Behind every gallery is a collection of beautiful artwork and behind each piece of artwork is an aspiring artist.
But what is it that makes some artists sell more than others?
In my experience working in galleries in both Europe and North America, there are three main things I find more often than not in successful up and coming artists.
1. Decide how to tell your story
This might seem obvious, but a lot of artists don’t know how to effectively communicate with the outside world about their artwork. After all, creating a work of art is a very inward experience. Taking that experience and breaking it down into a bite size story that people can understand is challenging. In fact, this is the reason the role of the art critic was created to begin with, so that the critic could replace the artist as the one who explains the art.
As people started looking for meaning in art, the art critic became the mediator between the art, the artist, and the viewer.
Sure, there is a place for the critique of art, but as the artist it is important that you have a voice on the subject. Being able to tell your personal story is one of the biggest marketing assets you have. Your interpretation of your own art is infinitely better than an art critic’s perception because it allows people to feel connected to you.
Here are some questions you should be ready for:
1. What inspires you?
2. How did you decide you wanted to be an artist?
3. What is it that you love most about creating art?
4. What are you expressing through your art?
Remember: your story should be descriptive and state more than just facts. It’s okay if you don’t have an answer for one or all of these questions right away. That’s why you’re thinking about it now. The key though is to keep it short and simple – communicate what rings true to yourself in a way anyone can understand.
Try this. Imagine you are in an elevator and a stranger asks you to describe what kind of artist you are. What would tell her/him in the 30 seconds you have?
2. Find a channel to get published
Now that you have your story, it’s time to get it out there. Keep in mind all the different channels: art magazines, blogs, published books, interviews, Twitter etc.
One of the best ways to get published is like this – every time you get invited to be part of an exhibit or show your work in a gallery or art function, ask your contact person to publish a short write up on your artwork. Or better yet, make a quick write-up yourself and email it to your contact. The key is making it as easy as possible for them to publish something about you.
By featuring your story the gallery can build their brand as the go-to spot for the latest news on your art, and you get publicity. It’s a win-win.

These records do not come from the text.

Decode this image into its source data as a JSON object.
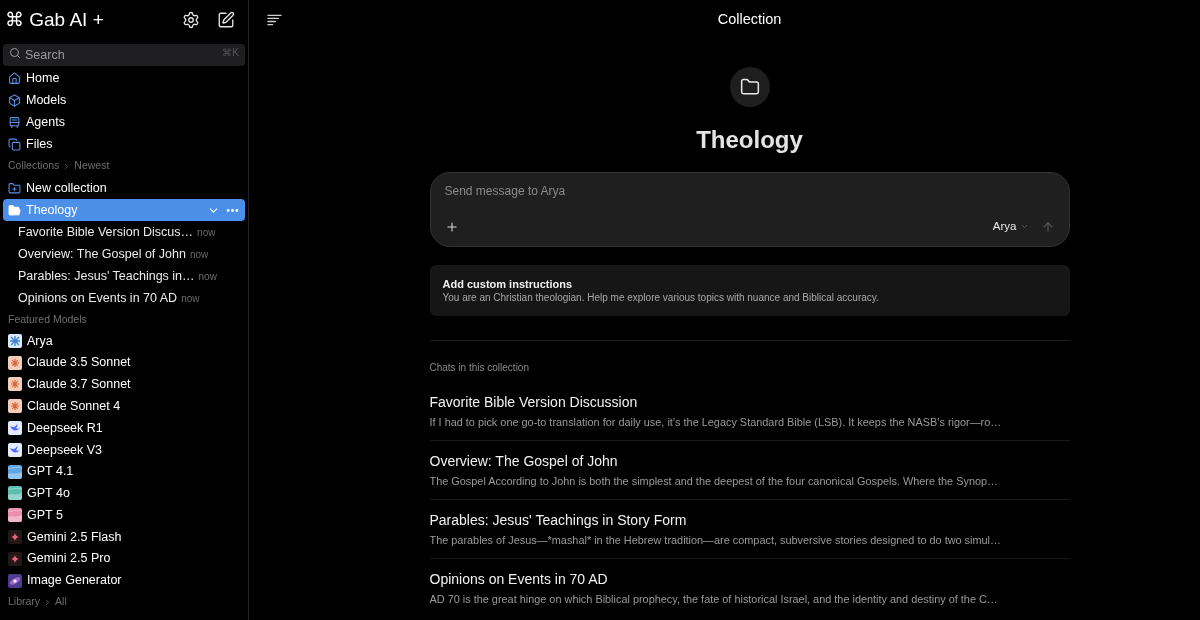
{
  "sidebar": {
    "brand": "⌘ Gab AI +",
    "search": {
      "placeholder": "Search",
      "shortcut": "⌘K"
    },
    "nav": [
      {
        "label": "Home"
      },
      {
        "label": "Models"
      },
      {
        "label": "Agents"
      },
      {
        "label": "Files"
      }
    ],
    "collections_heading": {
      "label": "Collections",
      "sort": "Newest"
    },
    "new_collection": "New collection",
    "collections": [
      {
        "name": "Theology",
        "selected": true,
        "expanded": true,
        "chats": [
          {
            "title": "Favorite Bible Version Discus…",
            "time": "now"
          },
          {
            "title": "Overview: The Gospel of John",
            "time": "now"
          },
          {
            "title": "Parables: Jesus' Teachings in…",
            "time": "now"
          },
          {
            "title": "Opinions on Events in 70 AD",
            "time": "now"
          }
        ]
      }
    ],
    "featured_heading": "Featured Models",
    "models": [
      {
        "name": "Arya",
        "kind": "arya",
        "color": "#d9eaf7"
      },
      {
        "name": "Claude 3.5 Sonnet",
        "kind": "claude",
        "color": "#f3cdb8"
      },
      {
        "name": "Claude 3.7 Sonnet",
        "kind": "claude",
        "color": "#f3cdb8"
      },
      {
        "name": "Claude Sonnet 4",
        "kind": "claude",
        "color": "#f3cdb8"
      },
      {
        "name": "Deepseek R1",
        "kind": "deepseek",
        "color": "#e6ebfb"
      },
      {
        "name": "Deepseek V3",
        "kind": "deepseek",
        "color": "#e6ebfb"
      },
      {
        "name": "GPT 4.1",
        "kind": "gpt",
        "color": "#5ea6e3"
      },
      {
        "name": "GPT 4o",
        "kind": "gpt",
        "color": "#5cbfae"
      },
      {
        "name": "GPT 5",
        "kind": "gpt",
        "color": "#ec8fae"
      },
      {
        "name": "Gemini 2.5 Flash",
        "kind": "gemini",
        "color": "#241818"
      },
      {
        "name": "Gemini 2.5 Pro",
        "kind": "gemini",
        "color": "#241818"
      },
      {
        "name": "Image Generator",
        "kind": "galaxy",
        "color": "#4b3c8e"
      }
    ],
    "library_heading": {
      "label": "Library",
      "filter": "All"
    }
  },
  "main": {
    "title": "Collection",
    "collection_name": "Theology",
    "composer": {
      "placeholder": "Send message to Arya",
      "model": "Arya"
    },
    "instructions": {
      "title": "Add custom instructions",
      "text": "You are an Christian theologian. Help me explore various topics with nuance and Biblical accuracy."
    },
    "chats_heading": "Chats in this collection",
    "chats": [
      {
        "title": "Favorite Bible Version Discussion",
        "preview": "If I had to pick one go-to translation for daily use, it’s the Legacy Standard Bible (LSB). It keeps the NASB’s rigor—ro…"
      },
      {
        "title": "Overview: The Gospel of John",
        "preview": "The Gospel According to John is both the simplest and the deepest of the four canonical Gospels. Where the Synop…"
      },
      {
        "title": "Parables: Jesus' Teachings in Story Form",
        "preview": "The parables of Jesus—*mashal* in the Hebrew tradition—are compact, subversive stories designed to do two simul…"
      },
      {
        "title": "Opinions on Events in 70 AD",
        "preview": "AD 70 is the great hinge on which Biblical prophecy, the fate of historical Israel, and the identity and destiny of the C…"
      }
    ]
  }
}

The galleries that publish articles on their artists are the ones that other art critics and art enthusiasts look to for their daily dose of art news. Galleries leverage their contact with artists to be content providers while also building an archive of knowledge on a particular artist.
Use this opportunity to build your name! It’s a great opportunity for any artist, no matter how small.
If you have your own following already, let your representative know that you’ll also share the write-up on their site with your community. The gallery will like this since they’re getting new eyeballs on their website. You will benefit because you’re keeping your following up to date with all the places you’ve been featured, building your credibility.
Combine your audiences to get the word out.
3. Know your client avatar
In short, know who buys your art.
Once you’ve put yourself out there and start making sales, be sure to keep track of your clients’ names and email addresses. Begin to understand them. Which part of the world are they primarily from? What’s their age range? Are they male or female?
Try to connect with everyone you can who purchases your artwork. Send them a personal message thanking them. Also consider asking your clients to fill out a brief online survey (you can use Google Forms for this)
Gather data. Once you have a good chunk of organized data you can start connecting the dots and get a better understanding of the demographic who your art speaks to.
Now you can start making more educated decisions about where to show your art. Is showing your artwork in San Francisco at an established gallery when your client avatar is mostly younger people from Austin purchasing from funky small galleries a good idea?